(Data records for software interfaces)
--

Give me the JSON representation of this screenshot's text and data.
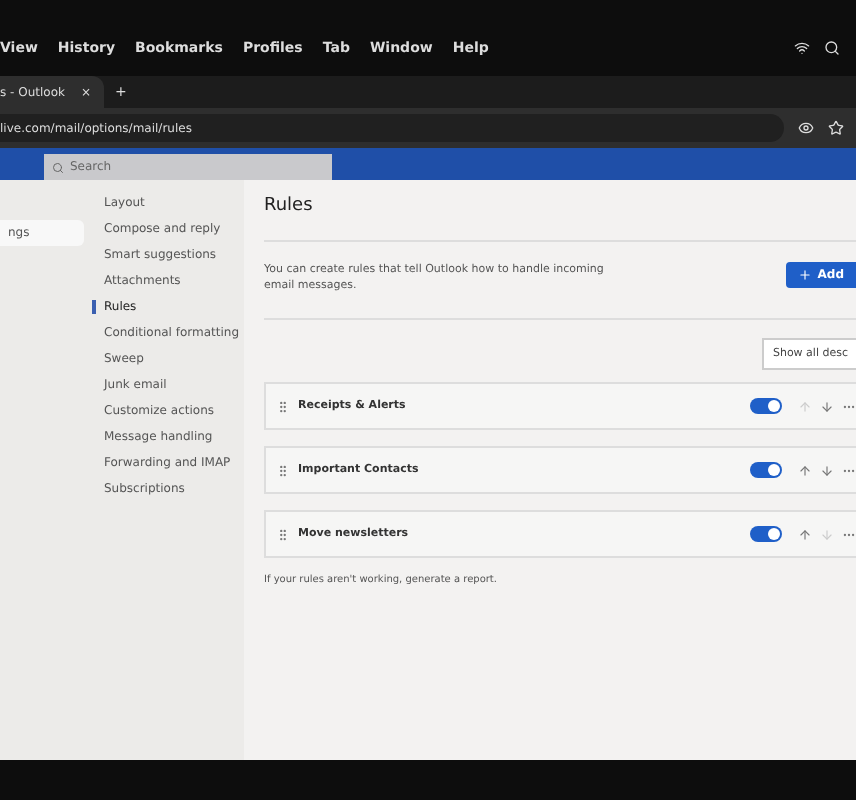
{
  "menu_bar": [
    "View",
    "History",
    "Bookmarks",
    "Profiles",
    "Tab",
    "Window",
    "Help"
  ],
  "tab": {
    "title": "s - Outlook",
    "close": "×"
  },
  "new_tab": "+",
  "address": "live.com/mail/options/mail/rules",
  "search": {
    "placeholder": "Search"
  },
  "settings_button": "ngs",
  "nav": [
    {
      "label": "Layout",
      "selected": false
    },
    {
      "label": "Compose and reply",
      "selected": false
    },
    {
      "label": "Smart suggestions",
      "selected": false
    },
    {
      "label": "Attachments",
      "selected": false
    },
    {
      "label": "Rules",
      "selected": true
    },
    {
      "label": "Conditional formatting",
      "selected": false
    },
    {
      "label": "Sweep",
      "selected": false
    },
    {
      "label": "Junk email",
      "selected": false
    },
    {
      "label": "Customize actions",
      "selected": false
    },
    {
      "label": "Message handling",
      "selected": false
    },
    {
      "label": "Forwarding and IMAP",
      "selected": false
    },
    {
      "label": "Subscriptions",
      "selected": false
    }
  ],
  "panel": {
    "title": "Rules",
    "description": "You can create rules that tell Outlook how to handle incoming email messages.",
    "add_button": "Add",
    "show_all_button": "Show all desc",
    "rules": [
      {
        "name": "Receipts & Alerts",
        "on": true,
        "up_disabled": true,
        "down_disabled": false
      },
      {
        "name": "Important Contacts",
        "on": true,
        "up_disabled": false,
        "down_disabled": false
      },
      {
        "name": "Move newsletters",
        "on": true,
        "up_disabled": false,
        "down_disabled": true
      }
    ],
    "footer": "If your rules aren't working, generate a report."
  }
}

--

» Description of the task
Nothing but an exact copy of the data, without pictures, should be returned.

» Response area
Give me the JSON representation of this screenshot's text and data.
{
  "menu_bar": [
    "View",
    "History",
    "Bookmarks",
    "Profiles",
    "Tab",
    "Window",
    "Help"
  ],
  "tab": {
    "title": "s - Outlook",
    "close": "×"
  },
  "new_tab": "+",
  "address": "live.com/mail/options/mail/rules",
  "search": {
    "placeholder": "Search"
  },
  "settings_button": "ngs",
  "nav": [
    {
      "label": "Layout",
      "selected": false
    },
    {
      "label": "Compose and reply",
      "selected": false
    },
    {
      "label": "Smart suggestions",
      "selected": false
    },
    {
      "label": "Attachments",
      "selected": false
    },
    {
      "label": "Rules",
      "selected": true
    },
    {
      "label": "Conditional formatting",
      "selected": false
    },
    {
      "label": "Sweep",
      "selected": false
    },
    {
      "label": "Junk email",
      "selected": false
    },
    {
      "label": "Customize actions",
      "selected": false
    },
    {
      "label": "Message handling",
      "selected": false
    },
    {
      "label": "Forwarding and IMAP",
      "selected": false
    },
    {
      "label": "Subscriptions",
      "selected": false
    }
  ],
  "panel": {
    "title": "Rules",
    "description": "You can create rules that tell Outlook how to handle incoming email messages.",
    "add_button": "Add",
    "show_all_button": "Show all desc",
    "rules": [
      {
        "name": "Receipts & Alerts",
        "on": true,
        "up_disabled": true,
        "down_disabled": false
      },
      {
        "name": "Important Contacts",
        "on": true,
        "up_disabled": false,
        "down_disabled": false
      },
      {
        "name": "Move newsletters",
        "on": true,
        "up_disabled": false,
        "down_disabled": true
      }
    ],
    "footer": "If your rules aren't working, generate a report."
  }
}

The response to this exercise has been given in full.